Consumer computing is an interdisciplinary science that brings together the following research areas:
– social networks,
– human-powered artificial intelligence
– recommender systems
– human-computer interaction
– cognitive science
– psychology of programming
In a number of ways, the IT industry has been developing environments for accelerating innovation and building new applications. From a centralized approach in which innovation was a privilege of big companies, innovation in the field of application development has transformed into an open and distributed process that involves many developers around the world. As a result of this transformation, today we have large application marketplaces and might wonder if everything has been invented already.
- Alessio Malizia, Kai A. Olsen, “Has everything been invented? On Software Development and the Future of Apps”, Computer, September 2011 (Vol. 44, No. 9), pp. 112,110-111.
While it has truly become harder for professional developers to come up with a new application, it happens to be the case that application consumers have been left out of the innovation process. Without doubt, consumers constitute the majority of the world’s population and they have different insight into which applications are needed on the market. That is why new tools are emerging that strive to adapt the application development process towards consumer knowledge and capabilities.
- Appsbar, http://www.appsbar.com/
- Yahoo! Pipes, http://pipes.yahoo.com/pipes/
- Scratch, http://scratch.mit.edu/
Consumer Computing Laboratory is targeting development of Web applications. In this domain of application development, mashup tools have been around for years trying to shift application development to consumers. Mashups have relatively simple, component-based development paradigms, yet few end users develop their own applications.
- F. Daniel, , M. Matera, M. Weiss, “Next in Mashup Development: User-Created Apps on the Web,” IT Professional , vol.13, no.5, pp.22-29, Sept.-Oct. 2011
Our paradigm for consumer application development, called Geppeto, inherits component-based development of mashups and goes further than mashing. While staying closely related to familiar Web-based GUI controls and actions, our Geppeto paradigm uses programming-by-demonstration to introduce the following list of elements

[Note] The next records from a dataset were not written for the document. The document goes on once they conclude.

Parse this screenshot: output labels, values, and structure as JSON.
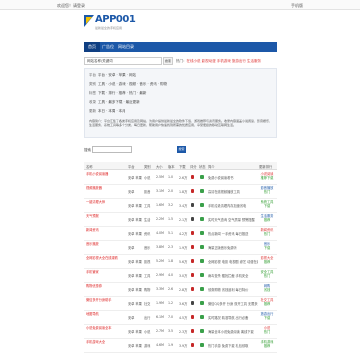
{
  "topbar": {
    "left": "欢迎您！请登录",
    "right": "手机版"
  },
  "brand": {
    "logo": "APP001",
    "tagline": "最新最全的手机应用"
  },
  "nav": {
    "items": [
      "首页",
      "广告位",
      "网站目录"
    ]
  },
  "search": {
    "placeholder": "网站名称/关键词",
    "button": "搜索",
    "hot_label": "热门：",
    "hot_text": "在线小说 影视动漫 手机游戏 旅游出行 生活服务"
  },
  "info": {
    "rows": [
      {
        "k": "平台",
        "v": "平台 · 安卓 · 苹果 · 网站"
      },
      {
        "k": "类别",
        "v": "工具 · 小说 · 游戏 · 视频 · 音乐 · 资讯 · 购物"
      },
      {
        "k": "标签",
        "v": "下载 · 排行 · 推荐 · 热门 · 最新"
      },
      {
        "k": "收录",
        "v": "工具 · 最多下载 · 最近更新"
      },
      {
        "k": "更新",
        "v": "本日 · 本周 · 本月"
      }
    ],
    "intro_label": "内容简介",
    "intro": "平台汇集了各类手机应用及网站，为用户提供最新最全的软件下载、游戏推荐与资讯服务。收录内容涵盖小说阅读、影音娱乐、生活服务、系统工具等多个分类，每日更新，帮助用户快速找到所需的优质应用，享受便捷的移动互联网生活。"
  },
  "filter": {
    "label": "搜索",
    "button": "搜索"
  },
  "table": {
    "headers": [
      "名称",
      "平台",
      "类别",
      "大小",
      "版本",
      "下载",
      "评分",
      "状态",
      "简介",
      "更新排行"
    ],
    "rows": [
      {
        "name": "手机小说阅读器",
        "platform": "安卓 苹果",
        "cat": "小说",
        "size": "2.5M",
        "ver": "1.0",
        "dl": "2.6万",
        "icon": "red",
        "status": "green",
        "desc": "免费小说阅读看书",
        "rank_label": "小说阅读",
        "rank_sub": "推荐下载",
        "rank_color": "rd"
      },
      {
        "name": "视频播放器",
        "platform": "安卓",
        "cat": "影音",
        "size": "3.1M",
        "ver": "2.0",
        "dl": "1.8万",
        "icon": "red",
        "status": "green",
        "desc": "高清在线视频播放工具",
        "rank_label": "影音播放",
        "rank_sub": "热门",
        "rank_color": "n"
      },
      {
        "name": "一键清理大师",
        "platform": "安卓 苹果",
        "cat": "工具",
        "size": "1.6M",
        "ver": "3.2",
        "dl": "3.4万",
        "icon": "dark",
        "status": "green",
        "desc": "手机垃圾清理内存加速省电",
        "rank_label": "系统工具",
        "rank_sub": "下载",
        "rank_color": "g"
      },
      {
        "name": "天气预报",
        "platform": "安卓 苹果",
        "cat": "生活",
        "size": "2.2M",
        "ver": "1.5",
        "dl": "2.1万",
        "icon": "dark",
        "status": "green",
        "desc": "实时天气查询 空气质量 预警提醒",
        "rank_label": "生活服务",
        "rank_sub": "推荐",
        "rank_color": "n"
      },
      {
        "name": "新闻资讯",
        "platform": "安卓 苹果",
        "cat": "资讯",
        "size": "4.0M",
        "ver": "5.1",
        "dl": "4.2万",
        "icon": "red",
        "status": "green",
        "desc": "热点新闻 一手资讯 每日推送",
        "rank_label": "新闻资讯",
        "rank_sub": "热门",
        "rank_color": "rd"
      },
      {
        "name": "音乐播放",
        "platform": "安卓",
        "cat": "音乐",
        "size": "3.8M",
        "ver": "2.3",
        "dl": "1.9万",
        "icon": "red",
        "status": "green",
        "desc": "海量正版音乐免费听",
        "rank_label": "音乐",
        "rank_sub": "下载",
        "rank_color": "n"
      },
      {
        "name": "全网影视大全在线观看",
        "platform": "安卓 苹果",
        "cat": "影视",
        "size": "5.2M",
        "ver": "1.8",
        "dl": "5.6万",
        "icon": "red",
        "status": "green",
        "desc": "全网影视 电影 电视剧 综艺 动漫在线看",
        "rank_label": "影视大全",
        "rank_sub": "推荐",
        "rank_color": "rd"
      },
      {
        "name": "手机管家",
        "platform": "安卓 苹果",
        "cat": "工具",
        "size": "2.9M",
        "ver": "4.0",
        "dl": "3.0万",
        "icon": "red",
        "status": "green",
        "desc": "病毒查杀 骚扰拦截 手机安全",
        "rank_label": "安全工具",
        "rank_sub": "热门",
        "rank_color": "g"
      },
      {
        "name": "购物优惠券",
        "platform": "安卓 苹果",
        "cat": "购物",
        "size": "3.3M",
        "ver": "2.6",
        "dl": "2.8万",
        "icon": "red",
        "status": "green",
        "desc": "领券购物 省钱返利 每日特价",
        "rank_label": "网购",
        "rank_sub": "省钱",
        "rank_color": "n"
      },
      {
        "name": "微信多开分身助手",
        "platform": "安卓 苹果",
        "cat": "社交",
        "size": "1.9M",
        "ver": "1.2",
        "dl": "3.6万",
        "icon": "dark",
        "status": "green",
        "desc": "微信QQ多开 分身 双开工具 无限多开",
        "rank_label": "社交工具",
        "rank_sub": "推荐",
        "rank_color": "rd"
      },
      {
        "name": "地图导航",
        "platform": "安卓",
        "cat": "出行",
        "size": "6.1M",
        "ver": "7.0",
        "dl": "4.5万",
        "icon": "red",
        "status": "green",
        "desc": "实时路况 精准导航 出行必备",
        "rank_label": "旅游出行",
        "rank_sub": "下载",
        "rank_color": "n"
      },
      {
        "name": "小说免费阅读全本",
        "platform": "安卓 苹果",
        "cat": "小说",
        "size": "2.7M",
        "ver": "3.5",
        "dl": "2.3万",
        "icon": "red",
        "status": "green",
        "desc": "海量全本小说免费阅读 离线下载",
        "rank_label": "小说",
        "rank_sub": "热门",
        "rank_color": "rd"
      },
      {
        "name": "手机游戏大全",
        "platform": "安卓 苹果",
        "cat": "游戏",
        "size": "4.6M",
        "ver": "1.9",
        "dl": "3.9万",
        "icon": "red",
        "status": "green",
        "desc": "热门手游 免费下载 礼包领取",
        "rank_label": "手机游戏",
        "rank_sub": "推荐",
        "rank_color": "g"
      }
    ]
  },
  "colors": {
    "primary": "#1c58a8",
    "accent": "#f4c300",
    "link": "#dd2222"
  }
}
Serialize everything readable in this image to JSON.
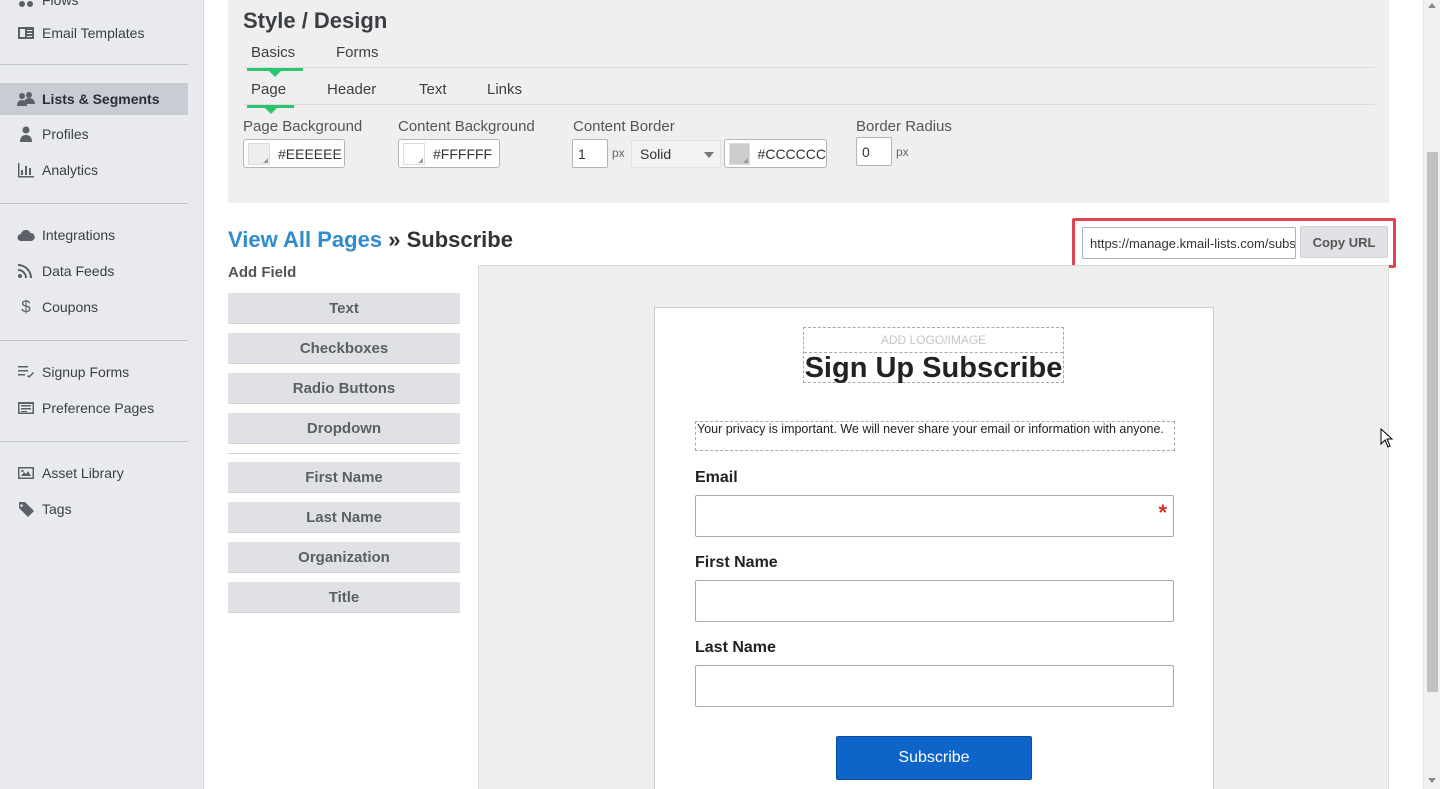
{
  "sidebar": {
    "items": [
      {
        "label": "Flows",
        "icon": "flows-icon"
      },
      {
        "label": "Email Templates",
        "icon": "email-templates-icon"
      },
      {
        "label": "Lists & Segments",
        "icon": "users-icon",
        "active": true
      },
      {
        "label": "Profiles",
        "icon": "profile-icon"
      },
      {
        "label": "Analytics",
        "icon": "bar-chart-icon"
      },
      {
        "label": "Integrations",
        "icon": "cloud-icon"
      },
      {
        "label": "Data Feeds",
        "icon": "rss-icon"
      },
      {
        "label": "Coupons",
        "icon": "dollar-icon"
      },
      {
        "label": "Signup Forms",
        "icon": "list-icon"
      },
      {
        "label": "Preference Pages",
        "icon": "preference-page-icon"
      },
      {
        "label": "Asset Library",
        "icon": "image-icon"
      },
      {
        "label": "Tags",
        "icon": "tag-icon"
      }
    ]
  },
  "style": {
    "title": "Style / Design",
    "tabs_main": [
      {
        "label": "Basics",
        "active": true
      },
      {
        "label": "Forms",
        "active": false
      }
    ],
    "tabs_sub": [
      {
        "label": "Page",
        "active": true
      },
      {
        "label": "Header",
        "active": false
      },
      {
        "label": "Text",
        "active": false
      },
      {
        "label": "Links",
        "active": false
      }
    ],
    "page_background": {
      "label": "Page Background",
      "value": "#EEEEEE"
    },
    "content_background": {
      "label": "Content Background",
      "value": "#FFFFFF"
    },
    "content_border": {
      "label": "Content Border",
      "width": "1",
      "unit": "px",
      "style": "Solid",
      "color": "#CCCCCC"
    },
    "border_radius": {
      "label": "Border Radius",
      "value": "0",
      "unit": "px"
    }
  },
  "breadcrumb": {
    "link": "View All Pages",
    "separator": "»",
    "current": "Subscribe"
  },
  "url": {
    "value": "https://manage.kmail-lists.com/subscriptions/subscribe",
    "copy_label": "Copy URL"
  },
  "add_field": {
    "title": "Add Field",
    "basic_buttons": [
      "Text",
      "Checkboxes",
      "Radio Buttons",
      "Dropdown"
    ],
    "profile_buttons": [
      "First Name",
      "Last Name",
      "Organization",
      "Title"
    ]
  },
  "form": {
    "logo_placeholder": "ADD LOGO/IMAGE",
    "title": "Sign Up Subscribe",
    "privacy": "Your privacy is important. We will never share your email or information with anyone.",
    "fields": [
      {
        "label": "Email",
        "required": true,
        "required_mark": "*"
      },
      {
        "label": "First Name",
        "required": false
      },
      {
        "label": "Last Name",
        "required": false
      }
    ],
    "submit_label": "Subscribe"
  },
  "colors": {
    "accent_green": "#2cc56f",
    "link_blue": "#2e8ccf",
    "submit_blue": "#0e64c8",
    "highlight_red": "#e0454f"
  }
}
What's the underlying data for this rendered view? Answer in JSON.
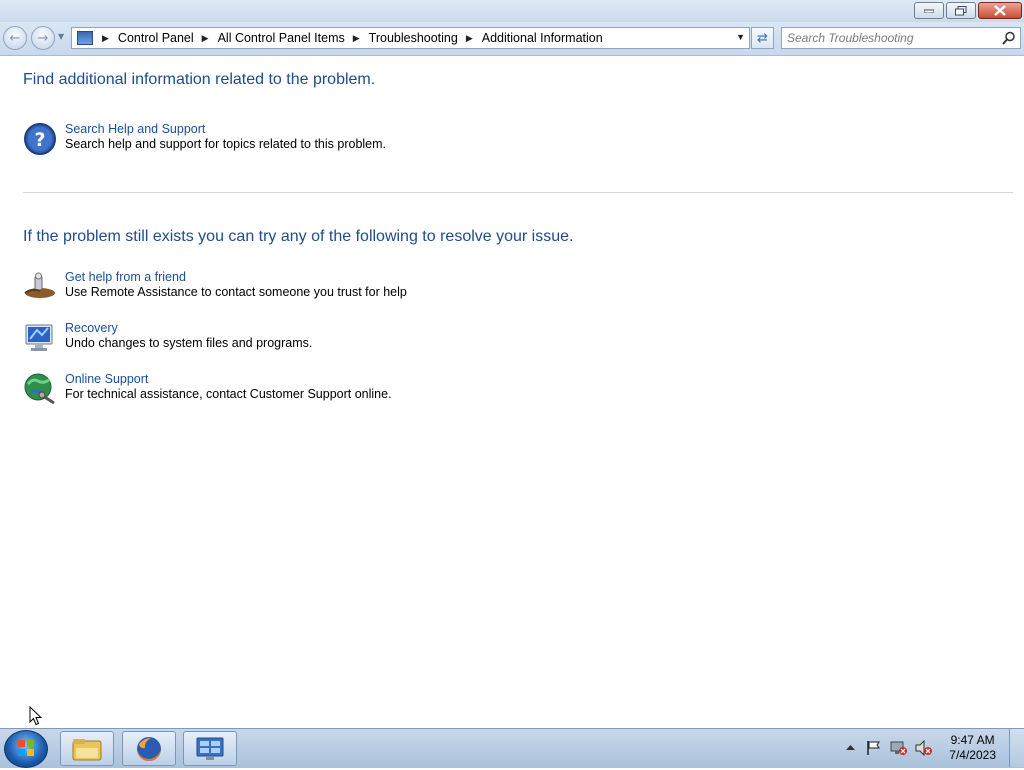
{
  "window": {
    "buttons": [
      "minimize",
      "maximize",
      "close"
    ]
  },
  "navbar": {
    "breadcrumbs": [
      "Control Panel",
      "All Control Panel Items",
      "Troubleshooting",
      "Additional Information"
    ],
    "search_placeholder": "Search Troubleshooting"
  },
  "content": {
    "heading1": "Find additional information related to the problem.",
    "help_task": {
      "link": "Search Help and Support",
      "description": "Search help and support for topics related to this problem.",
      "icon": "help-icon"
    },
    "heading2": "If the problem still exists you can try any of the following to resolve your issue.",
    "tasks": [
      {
        "link": "Get help from a friend",
        "description": "Use Remote Assistance to contact someone you trust for help",
        "icon": "remote-assistance-icon"
      },
      {
        "link": "Recovery",
        "description": "Undo changes to system files and programs.",
        "icon": "recovery-icon"
      },
      {
        "link": "Online Support",
        "description": "For technical assistance, contact Customer Support online.",
        "icon": "online-support-icon"
      }
    ]
  },
  "taskbar": {
    "items": [
      "windows-explorer-icon",
      "firefox-icon",
      "control-panel-icon"
    ],
    "clock_time": "9:47 AM",
    "clock_date": "7/4/2023"
  },
  "colors": {
    "link": "#1a4f9c",
    "heading": "#1e4c8c",
    "taskbar": "#b8cde4"
  }
}
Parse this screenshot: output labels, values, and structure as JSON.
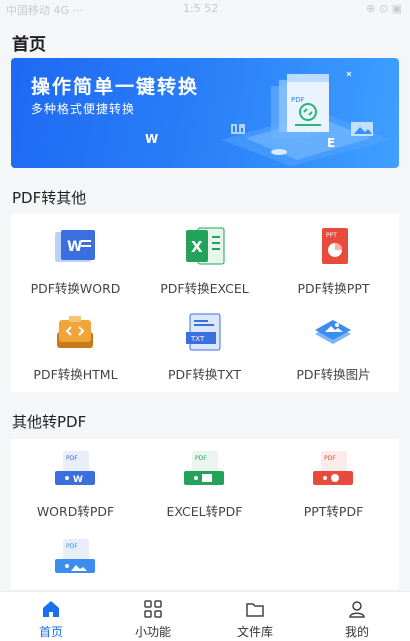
{
  "status_bar": {
    "carrier": "中国移动 4G ···",
    "time": "1:5 52",
    "indicators": "⊕ ⊙ ▣"
  },
  "page_title": "首页",
  "banner": {
    "title": "操作简单一键转换",
    "subtitle": "多种格式便捷转换",
    "doc_label": "PDF",
    "w_letter": "W",
    "e_letter": "E"
  },
  "section1": {
    "title": "PDF转其他",
    "items": [
      {
        "label": "PDF转换WORD",
        "icon": "word-doc-icon"
      },
      {
        "label": "PDF转换EXCEL",
        "icon": "excel-doc-icon"
      },
      {
        "label": "PDF转换PPT",
        "icon": "ppt-doc-icon"
      },
      {
        "label": "PDF转换HTML",
        "icon": "html-doc-icon"
      },
      {
        "label": "PDF转换TXT",
        "icon": "txt-doc-icon"
      },
      {
        "label": "PDF转换图片",
        "icon": "image-doc-icon"
      }
    ]
  },
  "section2": {
    "title": "其他转PDF",
    "items": [
      {
        "label": "WORD转PDF",
        "icon": "word-to-pdf-icon"
      },
      {
        "label": "EXCEL转PDF",
        "icon": "excel-to-pdf-icon"
      },
      {
        "label": "PPT转PDF",
        "icon": "ppt-to-pdf-icon"
      },
      {
        "label": "",
        "icon": "image-to-pdf-icon"
      }
    ]
  },
  "icon_text": {
    "word_letter": "W",
    "excel_letter": "X",
    "ppt_tag": "PPT",
    "txt_tag": "TXT",
    "pdf_tag": "PDF"
  },
  "tabs": [
    {
      "label": "首页",
      "icon": "home-icon",
      "active": true
    },
    {
      "label": "小功能",
      "icon": "grid-icon",
      "active": false
    },
    {
      "label": "文件库",
      "icon": "folder-icon",
      "active": false
    },
    {
      "label": "我的",
      "icon": "user-icon",
      "active": false
    }
  ],
  "colors": {
    "primary": "#1a6ff0",
    "word": "#3b6fe0",
    "excel": "#22a25a",
    "ppt": "#e84b3c",
    "html": "#e8952b"
  }
}
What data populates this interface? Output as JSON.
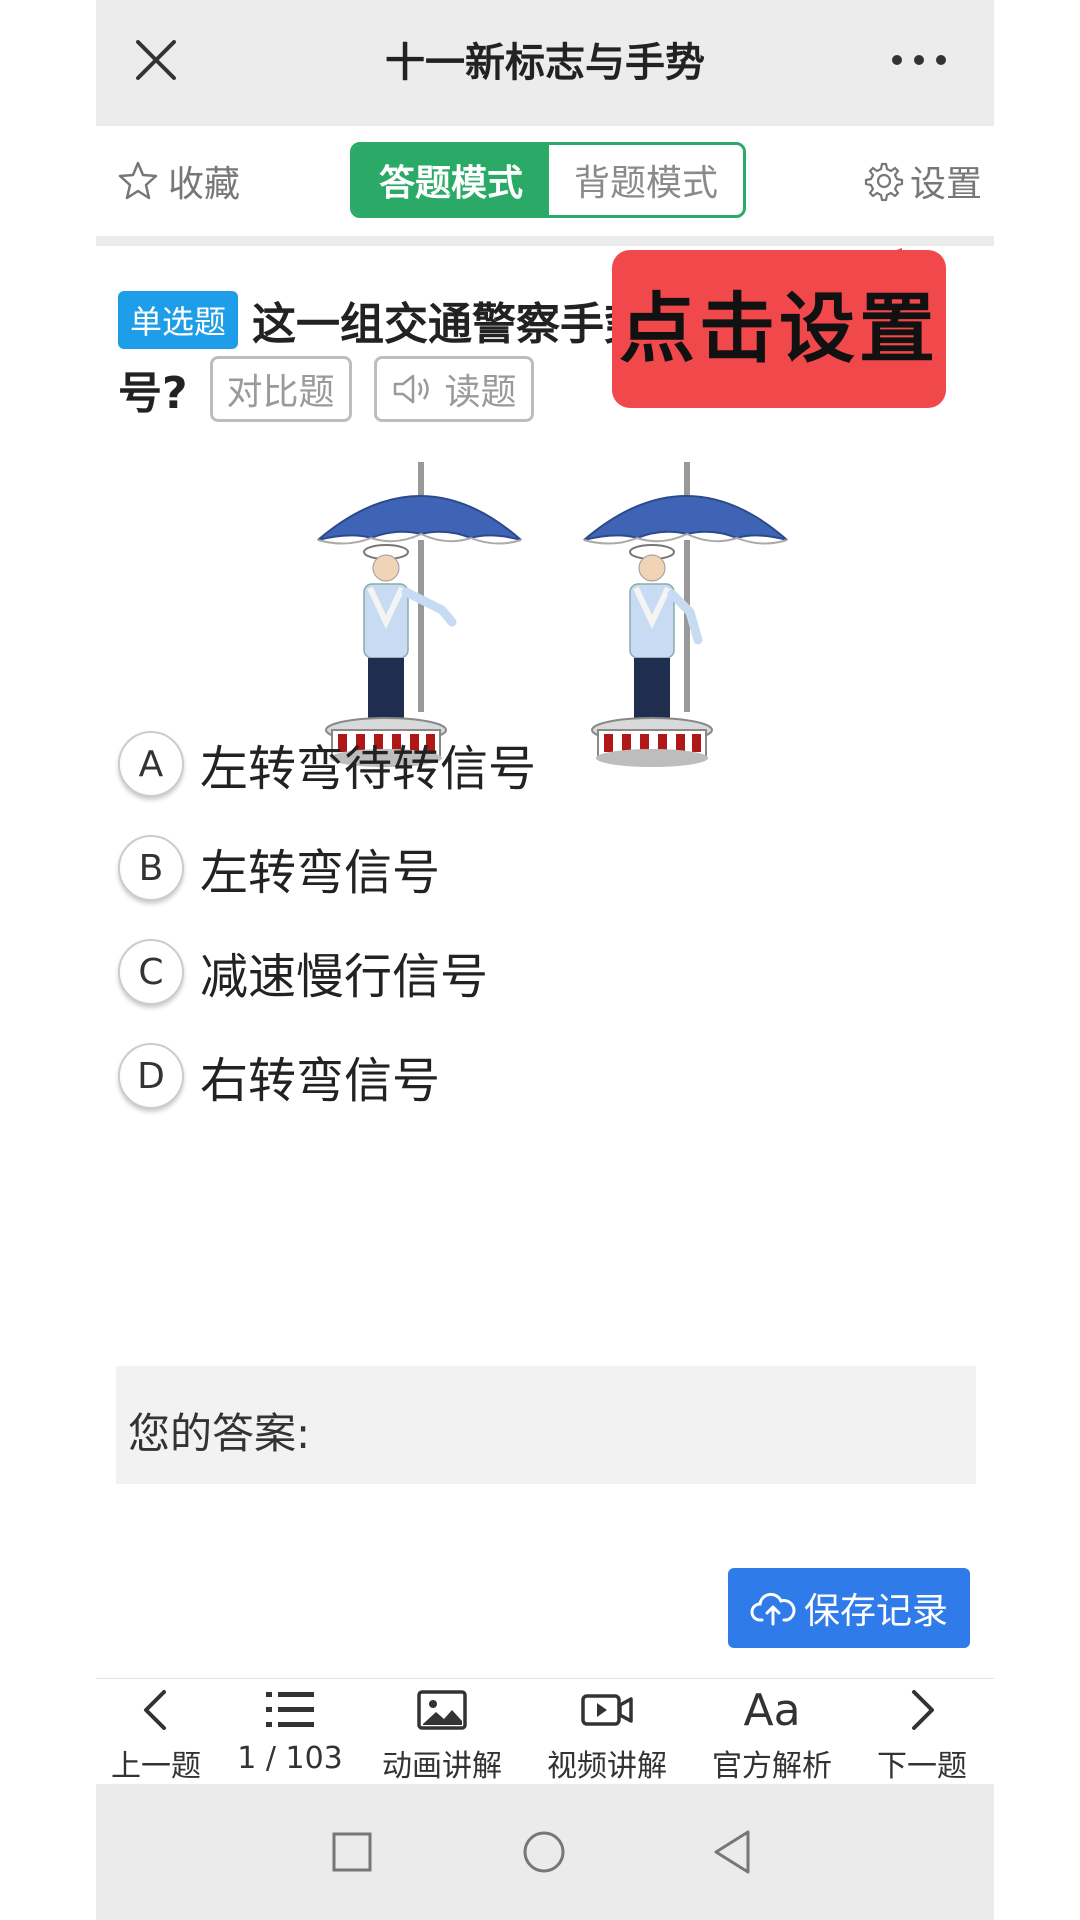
{
  "header": {
    "title": "十一新标志与手势"
  },
  "toolbar": {
    "favorite_label": "收藏",
    "modes": [
      "答题模式",
      "背题模式"
    ],
    "active_mode_index": 0,
    "settings_label": "设置"
  },
  "callout": {
    "text": "点击设置"
  },
  "question": {
    "type_badge": "单选题",
    "text_line1": "这一组交通警察手势是什么信",
    "text_line2": "号?",
    "compare_label": "对比题",
    "read_label": "读题",
    "options": [
      {
        "letter": "A",
        "text": "左转弯待转信号"
      },
      {
        "letter": "B",
        "text": "左转弯信号"
      },
      {
        "letter": "C",
        "text": "减速慢行信号"
      },
      {
        "letter": "D",
        "text": "右转弯信号"
      }
    ],
    "answer_label": "您的答案:"
  },
  "actions": {
    "save_label": "保存记录"
  },
  "bottom_nav": {
    "prev": "上一题",
    "progress": "1 / 103",
    "animation": "动画讲解",
    "video": "视频讲解",
    "official": "官方解析",
    "official_icon_text": "Aa",
    "next": "下一题"
  },
  "colors": {
    "accent_green": "#2aaa66",
    "badge_blue": "#1e9ee8",
    "save_blue": "#2f7bea",
    "callout_red": "#f1484c"
  }
}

– Communication control,
As the next big step for consumer application development we see application development assisted through the wisdom of the crowd. Many have already recognized the power of the crowd and innovation that comes from pluralism and technology. Besides Wikipedia, an interesting example is the Chorus project, where new intelligence is powered by many humans. Things become really interesting when the crowd as a collective can do better than even a high-quality individual. Application will still be developed by individuals, but the consumer developer can be offered helpful suggestions inferred from the knowledge gained from the large body of previous development decisions of the crowd of consumers. This direction of thought is supported by predictions that machine and human intelligence will merge and outperform individual human or isolated machine intelligence.
Authors@Google: Ray Kurzweil, http://www.youtube.com/watch?v=43zo82W7aPI
Abraham Bernstein, Mark Klein, Thomas W. Malone, “Programming the Global Brain”, Communications of the ACM, Vol. 55 No. 5, Pages 41-43.
- Tom Simonite, “Artificial Intelligence, Powered by Many Humans”, Technology Review, (09/10/12)
- Larry Hardesty, “Making Crowdsourcing Easier”, MIT News, (08/24/12)
- Joshua E. Brown , Need an Expert? Try the Crowd, University of Vermont (08/14/12)
- Sanmay Das, Malik Magdon-Ismail, ”A Model for Information Growth in Collective Wisdom Processes”, ACM Transactions on Knowledge Discovery from Data (TKDD), Volume 6, Issue 2, July 2012